+++ PROVIDED RECORDS

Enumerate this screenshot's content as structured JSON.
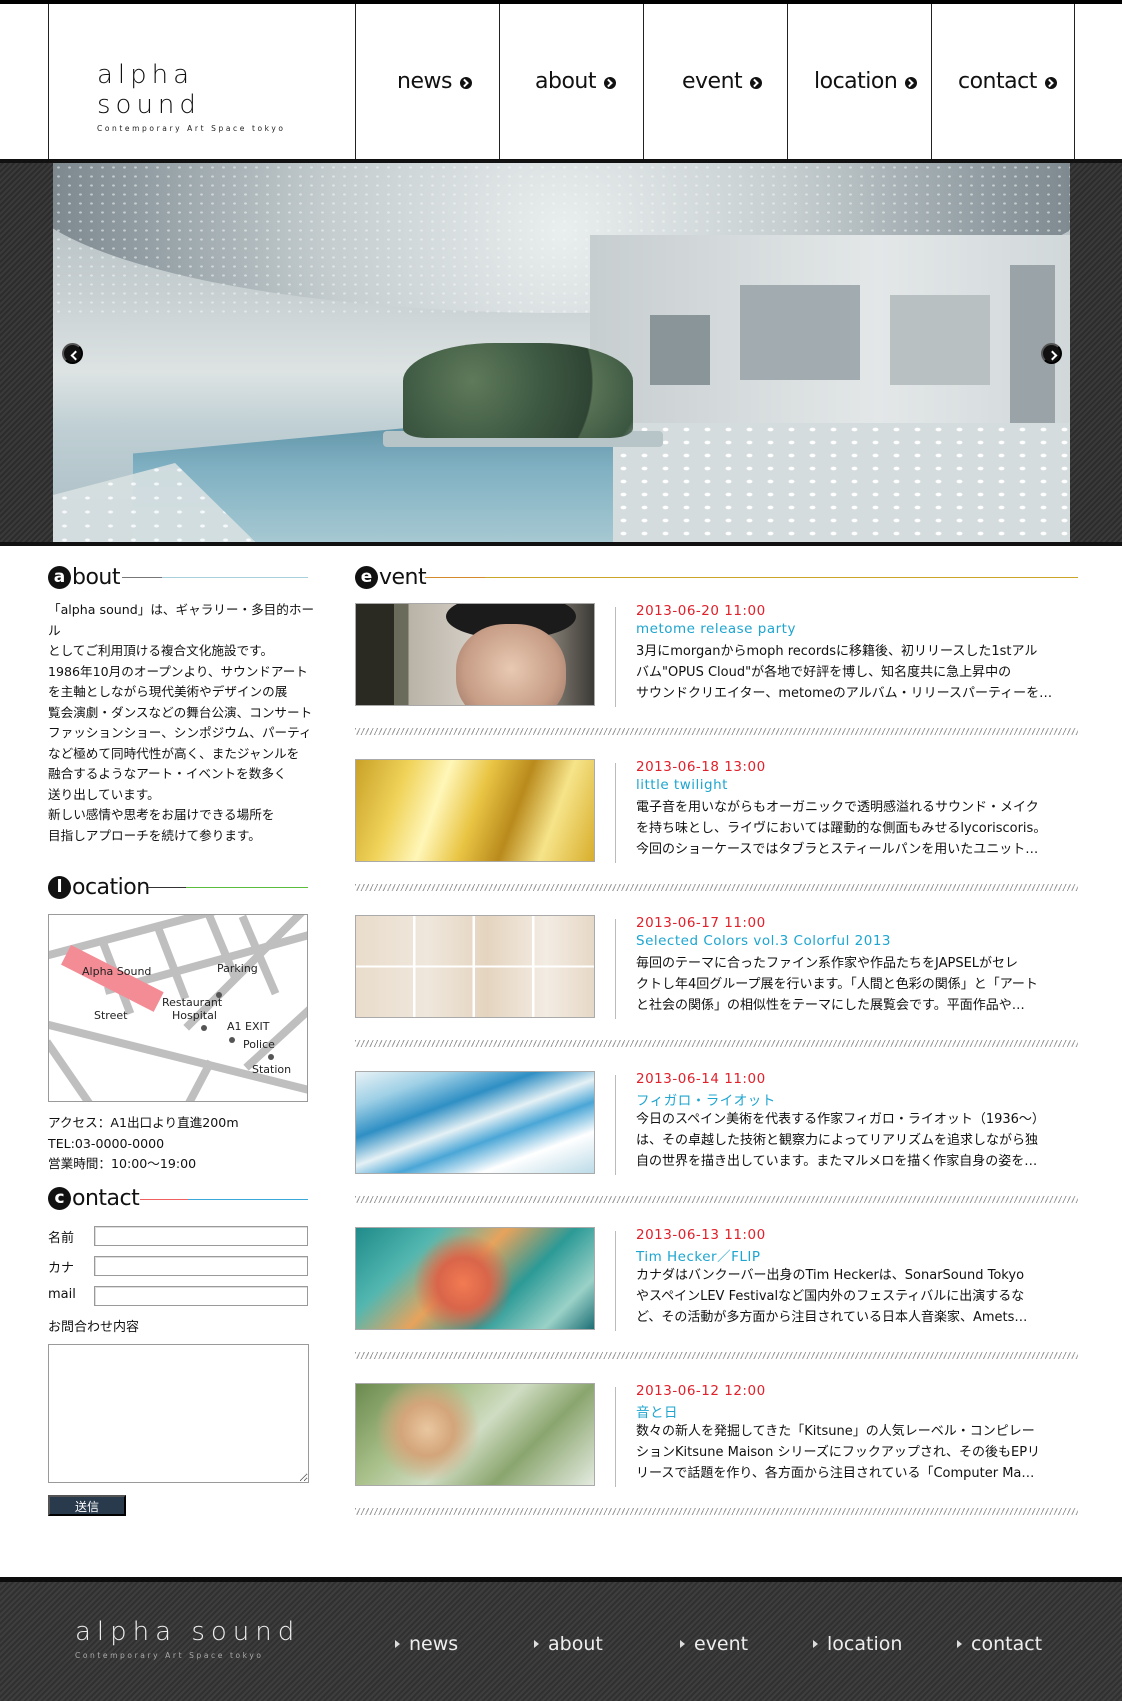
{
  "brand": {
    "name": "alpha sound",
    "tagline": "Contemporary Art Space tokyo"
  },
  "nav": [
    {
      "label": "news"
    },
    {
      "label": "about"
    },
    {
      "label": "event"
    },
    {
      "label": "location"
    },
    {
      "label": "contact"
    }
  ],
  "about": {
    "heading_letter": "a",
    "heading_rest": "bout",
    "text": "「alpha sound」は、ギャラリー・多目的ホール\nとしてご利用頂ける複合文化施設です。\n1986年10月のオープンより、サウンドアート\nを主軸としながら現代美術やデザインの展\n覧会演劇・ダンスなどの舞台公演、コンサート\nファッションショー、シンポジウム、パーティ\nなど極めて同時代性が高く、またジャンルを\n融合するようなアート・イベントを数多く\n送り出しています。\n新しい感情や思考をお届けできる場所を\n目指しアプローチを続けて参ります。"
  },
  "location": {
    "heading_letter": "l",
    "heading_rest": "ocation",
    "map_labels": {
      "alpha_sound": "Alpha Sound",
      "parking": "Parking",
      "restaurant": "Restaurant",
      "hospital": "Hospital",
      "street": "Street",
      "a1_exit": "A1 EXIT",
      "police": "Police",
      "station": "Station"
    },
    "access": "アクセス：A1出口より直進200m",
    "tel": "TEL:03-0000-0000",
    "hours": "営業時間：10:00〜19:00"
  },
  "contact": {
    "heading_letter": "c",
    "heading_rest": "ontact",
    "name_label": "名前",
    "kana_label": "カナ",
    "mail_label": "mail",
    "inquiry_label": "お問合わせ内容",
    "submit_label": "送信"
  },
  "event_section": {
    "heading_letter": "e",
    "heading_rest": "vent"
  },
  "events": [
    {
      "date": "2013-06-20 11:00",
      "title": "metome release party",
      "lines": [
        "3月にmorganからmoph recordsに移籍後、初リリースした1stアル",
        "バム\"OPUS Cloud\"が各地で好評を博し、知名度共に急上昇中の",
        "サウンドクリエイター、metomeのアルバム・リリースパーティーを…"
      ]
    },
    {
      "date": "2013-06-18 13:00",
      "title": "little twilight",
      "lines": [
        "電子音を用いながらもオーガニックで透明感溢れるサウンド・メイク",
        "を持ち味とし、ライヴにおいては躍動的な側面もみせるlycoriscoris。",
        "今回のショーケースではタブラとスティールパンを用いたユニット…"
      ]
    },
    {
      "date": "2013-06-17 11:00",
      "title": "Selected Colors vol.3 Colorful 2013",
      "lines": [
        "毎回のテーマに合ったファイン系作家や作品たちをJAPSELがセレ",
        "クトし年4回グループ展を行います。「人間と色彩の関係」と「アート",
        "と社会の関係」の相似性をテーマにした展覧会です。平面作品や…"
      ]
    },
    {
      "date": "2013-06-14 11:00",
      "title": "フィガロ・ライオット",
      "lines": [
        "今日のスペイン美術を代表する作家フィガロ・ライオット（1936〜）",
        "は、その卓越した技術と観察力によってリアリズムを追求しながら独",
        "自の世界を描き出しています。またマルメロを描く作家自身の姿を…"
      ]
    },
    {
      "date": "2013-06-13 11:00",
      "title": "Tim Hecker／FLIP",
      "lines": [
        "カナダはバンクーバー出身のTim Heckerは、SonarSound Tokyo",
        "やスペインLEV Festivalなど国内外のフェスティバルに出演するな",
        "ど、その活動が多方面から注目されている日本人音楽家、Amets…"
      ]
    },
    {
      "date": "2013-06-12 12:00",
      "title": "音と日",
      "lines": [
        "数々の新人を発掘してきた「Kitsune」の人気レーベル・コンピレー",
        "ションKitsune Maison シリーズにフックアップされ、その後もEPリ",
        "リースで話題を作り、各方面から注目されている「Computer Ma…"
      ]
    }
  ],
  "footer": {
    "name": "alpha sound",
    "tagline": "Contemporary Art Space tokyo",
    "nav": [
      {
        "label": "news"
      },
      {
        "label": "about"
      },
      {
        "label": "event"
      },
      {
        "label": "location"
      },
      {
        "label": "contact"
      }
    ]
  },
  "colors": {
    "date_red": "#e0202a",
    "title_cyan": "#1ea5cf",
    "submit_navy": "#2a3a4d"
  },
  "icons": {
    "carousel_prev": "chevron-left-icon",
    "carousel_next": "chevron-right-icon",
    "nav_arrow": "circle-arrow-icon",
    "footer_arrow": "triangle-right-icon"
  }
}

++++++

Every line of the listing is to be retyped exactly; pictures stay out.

RESULT OF THIS TASK:
Enumerate this screenshot's content as structured JSON.
{
  "brand": {
    "name": "alpha sound",
    "tagline": "Contemporary Art Space tokyo"
  },
  "nav": [
    {
      "label": "news"
    },
    {
      "label": "about"
    },
    {
      "label": "event"
    },
    {
      "label": "location"
    },
    {
      "label": "contact"
    }
  ],
  "about": {
    "heading_letter": "a",
    "heading_rest": "bout",
    "text": "「alpha sound」は、ギャラリー・多目的ホール\nとしてご利用頂ける複合文化施設です。\n1986年10月のオープンより、サウンドアート\nを主軸としながら現代美術やデザインの展\n覧会演劇・ダンスなどの舞台公演、コンサート\nファッションショー、シンポジウム、パーティ\nなど極めて同時代性が高く、またジャンルを\n融合するようなアート・イベントを数多く\n送り出しています。\n新しい感情や思考をお届けできる場所を\n目指しアプローチを続けて参ります。"
  },
  "location": {
    "heading_letter": "l",
    "heading_rest": "ocation",
    "map_labels": {
      "alpha_sound": "Alpha Sound",
      "parking": "Parking",
      "restaurant": "Restaurant",
      "hospital": "Hospital",
      "street": "Street",
      "a1_exit": "A1 EXIT",
      "police": "Police",
      "station": "Station"
    },
    "access": "アクセス：A1出口より直進200m",
    "tel": "TEL:03-0000-0000",
    "hours": "営業時間：10:00〜19:00"
  },
  "contact": {
    "heading_letter": "c",
    "heading_rest": "ontact",
    "name_label": "名前",
    "kana_label": "カナ",
    "mail_label": "mail",
    "inquiry_label": "お問合わせ内容",
    "submit_label": "送信"
  },
  "event_section": {
    "heading_letter": "e",
    "heading_rest": "vent"
  },
  "events": [
    {
      "date": "2013-06-20 11:00",
      "title": "metome release party",
      "lines": [
        "3月にmorganからmoph recordsに移籍後、初リリースした1stアル",
        "バム\"OPUS Cloud\"が各地で好評を博し、知名度共に急上昇中の",
        "サウンドクリエイター、metomeのアルバム・リリースパーティーを…"
      ]
    },
    {
      "date": "2013-06-18 13:00",
      "title": "little twilight",
      "lines": [
        "電子音を用いながらもオーガニックで透明感溢れるサウンド・メイク",
        "を持ち味とし、ライヴにおいては躍動的な側面もみせるlycoriscoris。",
        "今回のショーケースではタブラとスティールパンを用いたユニット…"
      ]
    },
    {
      "date": "2013-06-17 11:00",
      "title": "Selected Colors vol.3 Colorful 2013",
      "lines": [
        "毎回のテーマに合ったファイン系作家や作品たちをJAPSELがセレ",
        "クトし年4回グループ展を行います。「人間と色彩の関係」と「アート",
        "と社会の関係」の相似性をテーマにした展覧会です。平面作品や…"
      ]
    },
    {
      "date": "2013-06-14 11:00",
      "title": "フィガロ・ライオット",
      "lines": [
        "今日のスペイン美術を代表する作家フィガロ・ライオット（1936〜）",
        "は、その卓越した技術と観察力によってリアリズムを追求しながら独",
        "自の世界を描き出しています。またマルメロを描く作家自身の姿を…"
      ]
    },
    {
      "date": "2013-06-13 11:00",
      "title": "Tim Hecker／FLIP",
      "lines": [
        "カナダはバンクーバー出身のTim Heckerは、SonarSound Tokyo",
        "やスペインLEV Festivalなど国内外のフェスティバルに出演するな",
        "ど、その活動が多方面から注目されている日本人音楽家、Amets…"
      ]
    },
    {
      "date": "2013-06-12 12:00",
      "title": "音と日",
      "lines": [
        "数々の新人を発掘してきた「Kitsune」の人気レーベル・コンピレー",
        "ションKitsune Maison シリーズにフックアップされ、その後もEPリ",
        "リースで話題を作り、各方面から注目されている「Computer Ma…"
      ]
    }
  ],
  "footer": {
    "name": "alpha sound",
    "tagline": "Contemporary Art Space tokyo",
    "nav": [
      {
        "label": "news"
      },
      {
        "label": "about"
      },
      {
        "label": "event"
      },
      {
        "label": "location"
      },
      {
        "label": "contact"
      }
    ]
  },
  "colors": {
    "date_red": "#e0202a",
    "title_cyan": "#1ea5cf",
    "submit_navy": "#2a3a4d"
  },
  "icons": {
    "carousel_prev": "chevron-left-icon",
    "carousel_next": "chevron-right-icon",
    "nav_arrow": "circle-arrow-icon",
    "footer_arrow": "triangle-right-icon"
  }
}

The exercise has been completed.